Exercise prompt: Copy the data exactly. Images are the one exception.

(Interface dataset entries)
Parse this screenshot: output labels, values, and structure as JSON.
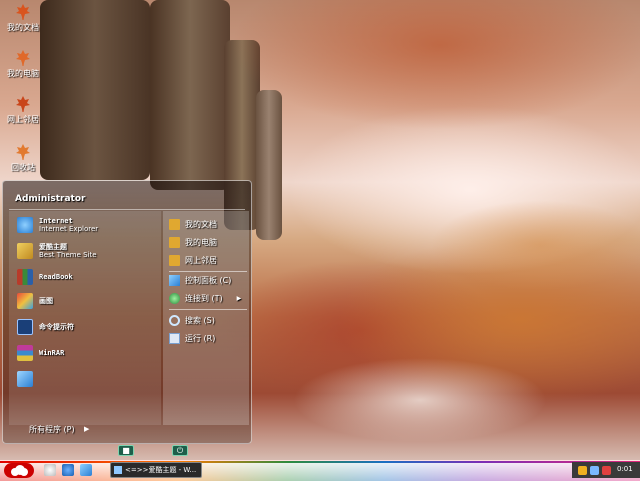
{
  "desktop": {
    "icons": [
      {
        "label": "我的文档",
        "icon": "maple-leaf-icon"
      },
      {
        "label": "我的电脑",
        "icon": "maple-leaf-icon"
      },
      {
        "label": "网上邻居",
        "icon": "maple-leaf-icon"
      },
      {
        "label": "回收站",
        "icon": "maple-leaf-icon"
      }
    ]
  },
  "start_menu": {
    "user": "Administrator",
    "pinned": [
      {
        "title": "Internet",
        "subtitle": "Internet Explorer",
        "icon": "internet-explorer-icon",
        "color": "#2a7fd4"
      },
      {
        "title": "爱酷主题",
        "subtitle": "Best Theme Site",
        "icon": "theme-site-icon",
        "color": "#d8b23a"
      }
    ],
    "programs": [
      {
        "title": "ReadBook",
        "icon": "books-icon",
        "color": "#b83b2a"
      },
      {
        "title": "画图",
        "icon": "paint-icon",
        "color": "#c9a238"
      },
      {
        "title": "命令提示符",
        "icon": "command-prompt-icon",
        "color": "#2a5fa8"
      },
      {
        "title": "WinRAR",
        "icon": "winrar-icon",
        "color": "#7a3aa0"
      },
      {
        "title": "",
        "icon": "notepad-icon",
        "color": "#3a8fd4"
      }
    ],
    "places": [
      {
        "label": "我的文档",
        "icon": "folder-icon"
      },
      {
        "label": "我的电脑",
        "icon": "computer-icon"
      },
      {
        "label": "网上邻居",
        "icon": "network-icon"
      }
    ],
    "settings": [
      {
        "label": "控制面板 (C)",
        "icon": "control-panel-icon"
      },
      {
        "label": "连接到 (T)",
        "icon": "connect-icon"
      }
    ],
    "tools": [
      {
        "label": "搜索 (S)",
        "icon": "search-icon"
      },
      {
        "label": "运行 (R)",
        "icon": "run-icon"
      }
    ],
    "all_programs": "所有程序 (P)",
    "logoff_icon": "logoff-icon",
    "shutdown_icon": "power-icon"
  },
  "taskbar": {
    "start_icon": "start-cloud-icon",
    "quick_launch": [
      "ie-quicklaunch-icon",
      "media-quicklaunch-icon",
      "desktop-quicklaunch-icon"
    ],
    "task_label": "<=>>爱酷主题 - W...",
    "tray_icons": [
      "network-tray-icon",
      "volume-tray-icon",
      "security-tray-icon"
    ],
    "clock": "0:01"
  },
  "colors": {
    "taskbar_red": "#e00000",
    "leaf": "#d9541e",
    "menu_bg": "rgba(30,20,18,0.55)"
  }
}
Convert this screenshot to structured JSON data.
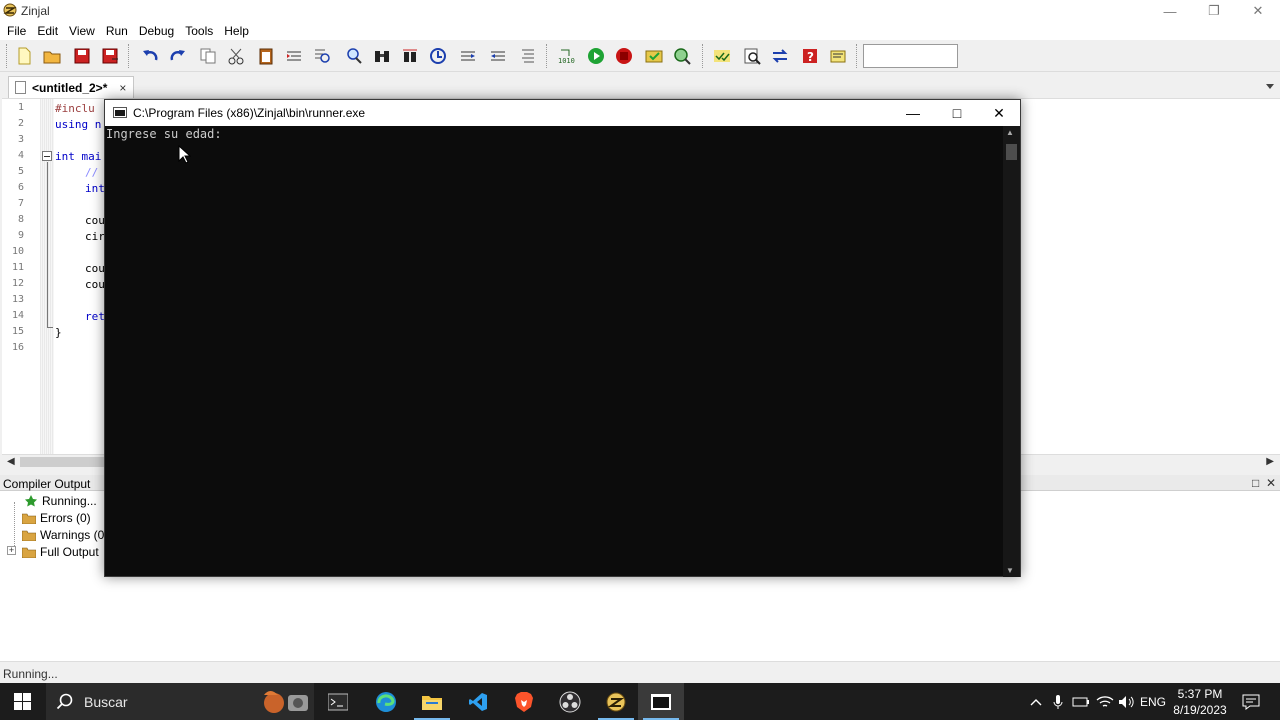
{
  "window": {
    "title": "Zinjal"
  },
  "menu": [
    "File",
    "Edit",
    "View",
    "Run",
    "Debug",
    "Tools",
    "Help"
  ],
  "toolbar": {
    "icons": [
      "new-file-icon",
      "open-folder-icon",
      "save-icon",
      "save-as-icon",
      "undo-icon",
      "redo-icon",
      "copy-icon",
      "cut-icon",
      "paste-icon",
      "indent-icon",
      "find-icon",
      "find-next-icon",
      "binoculars-icon",
      "replace-icon",
      "goto-icon",
      "comment-icon",
      "uncomment-icon",
      "format-icon",
      "compile-icon",
      "run-icon",
      "stop-icon",
      "debug-icon",
      "inspect-icon",
      "checklist-icon",
      "search-help-icon",
      "swap-icon",
      "help-icon",
      "notes-icon"
    ],
    "search_value": ""
  },
  "tab": {
    "label": "<untitled_2>*",
    "close": "×"
  },
  "editor": {
    "line_numbers": [
      "1",
      "2",
      "3",
      "4",
      "5",
      "6",
      "7",
      "8",
      "9",
      "10",
      "11",
      "12",
      "13",
      "14",
      "15",
      "16"
    ],
    "lines": [
      "#inclu",
      "using n",
      "",
      "int mai",
      "//",
      "int",
      "",
      "cou",
      "cir",
      "",
      "cou",
      "cou",
      "",
      "ret",
      "}",
      ""
    ]
  },
  "compiler_output": {
    "title": "Compiler Output",
    "items": [
      {
        "label": "Running...",
        "icon": "star-icon"
      },
      {
        "label": "Errors (0)",
        "icon": "folder-icon"
      },
      {
        "label": "Warnings (0)",
        "icon": "folder-icon"
      },
      {
        "label": "Full Output",
        "icon": "folder-icon"
      }
    ],
    "expander": "+"
  },
  "status": {
    "text": "Running..."
  },
  "console": {
    "title": "C:\\Program Files (x86)\\Zinjal\\bin\\runner.exe",
    "output": "Ingrese su edad:"
  },
  "taskbar": {
    "search_label": "Buscar",
    "language": "ENG",
    "time": "5:37 PM",
    "date": "8/19/2023"
  },
  "colors": {
    "console_bg": "#0c0c0c",
    "console_text": "#cccccc",
    "taskbar_bg": "#1c1c1c",
    "keyword": "#0000c8"
  }
}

Task answer:
Parse this screenshot: output labels, values, and structure as JSON.
{
  "desktop": {
    "icons": [
      {
        "label": "我的文档",
        "icon": "maple-leaf-icon"
      },
      {
        "label": "我的电脑",
        "icon": "maple-leaf-icon"
      },
      {
        "label": "网上邻居",
        "icon": "maple-leaf-icon"
      },
      {
        "label": "回收站",
        "icon": "maple-leaf-icon"
      }
    ]
  },
  "start_menu": {
    "user": "Administrator",
    "pinned": [
      {
        "title": "Internet",
        "subtitle": "Internet Explorer",
        "icon": "internet-explorer-icon",
        "color": "#2a7fd4"
      },
      {
        "title": "爱酷主题",
        "subtitle": "Best Theme Site",
        "icon": "theme-site-icon",
        "color": "#d8b23a"
      }
    ],
    "programs": [
      {
        "title": "ReadBook",
        "icon": "books-icon",
        "color": "#b83b2a"
      },
      {
        "title": "画图",
        "icon": "paint-icon",
        "color": "#c9a238"
      },
      {
        "title": "命令提示符",
        "icon": "command-prompt-icon",
        "color": "#2a5fa8"
      },
      {
        "title": "WinRAR",
        "icon": "winrar-icon",
        "color": "#7a3aa0"
      },
      {
        "title": "",
        "icon": "notepad-icon",
        "color": "#3a8fd4"
      }
    ],
    "places": [
      {
        "label": "我的文档",
        "icon": "folder-icon"
      },
      {
        "label": "我的电脑",
        "icon": "computer-icon"
      },
      {
        "label": "网上邻居",
        "icon": "network-icon"
      }
    ],
    "settings": [
      {
        "label": "控制面板 (C)",
        "icon": "control-panel-icon"
      },
      {
        "label": "连接到 (T)",
        "icon": "connect-icon"
      }
    ],
    "tools": [
      {
        "label": "搜索 (S)",
        "icon": "search-icon"
      },
      {
        "label": "运行 (R)",
        "icon": "run-icon"
      }
    ],
    "all_programs": "所有程序 (P)",
    "logoff_icon": "logoff-icon",
    "shutdown_icon": "power-icon"
  },
  "taskbar": {
    "start_icon": "start-cloud-icon",
    "quick_launch": [
      "ie-quicklaunch-icon",
      "media-quicklaunch-icon",
      "desktop-quicklaunch-icon"
    ],
    "task_label": "<=>>爱酷主题 - W...",
    "tray_icons": [
      "network-tray-icon",
      "volume-tray-icon",
      "security-tray-icon"
    ],
    "clock": "0:01"
  },
  "colors": {
    "taskbar_red": "#e00000",
    "leaf": "#d9541e",
    "menu_bg": "rgba(30,20,18,0.55)"
  }
}
Convert this screenshot to structured JSON data.
{
  "window": {
    "title": "Zinjal"
  },
  "menu": [
    "File",
    "Edit",
    "View",
    "Run",
    "Debug",
    "Tools",
    "Help"
  ],
  "toolbar": {
    "icons": [
      "new-file-icon",
      "open-folder-icon",
      "save-icon",
      "save-as-icon",
      "undo-icon",
      "redo-icon",
      "copy-icon",
      "cut-icon",
      "paste-icon",
      "indent-icon",
      "find-icon",
      "find-next-icon",
      "binoculars-icon",
      "replace-icon",
      "goto-icon",
      "comment-icon",
      "uncomment-icon",
      "format-icon",
      "compile-icon",
      "run-icon",
      "stop-icon",
      "debug-icon",
      "inspect-icon",
      "checklist-icon",
      "search-help-icon",
      "swap-icon",
      "help-icon",
      "notes-icon"
    ],
    "search_value": ""
  },
  "tab": {
    "label": "<untitled_2>*",
    "close": "×"
  },
  "editor": {
    "line_numbers": [
      "1",
      "2",
      "3",
      "4",
      "5",
      "6",
      "7",
      "8",
      "9",
      "10",
      "11",
      "12",
      "13",
      "14",
      "15",
      "16"
    ],
    "lines": [
      "#inclu",
      "using n",
      "",
      "int mai",
      "//",
      "int",
      "",
      "cou",
      "cir",
      "",
      "cou",
      "cou",
      "",
      "ret",
      "}",
      ""
    ]
  },
  "compiler_output": {
    "title": "Compiler Output",
    "items": [
      {
        "label": "Running...",
        "icon": "star-icon"
      },
      {
        "label": "Errors (0)",
        "icon": "folder-icon"
      },
      {
        "label": "Warnings (0)",
        "icon": "folder-icon"
      },
      {
        "label": "Full Output",
        "icon": "folder-icon"
      }
    ],
    "expander": "+"
  },
  "status": {
    "text": "Running..."
  },
  "console": {
    "title": "C:\\Program Files (x86)\\Zinjal\\bin\\runner.exe",
    "output": "Ingrese su edad:"
  },
  "taskbar": {
    "search_label": "Buscar",
    "language": "ENG",
    "time": "5:37 PM",
    "date": "8/19/2023"
  },
  "colors": {
    "console_bg": "#0c0c0c",
    "console_text": "#cccccc",
    "taskbar_bg": "#1c1c1c",
    "keyword": "#0000c8"
  }
}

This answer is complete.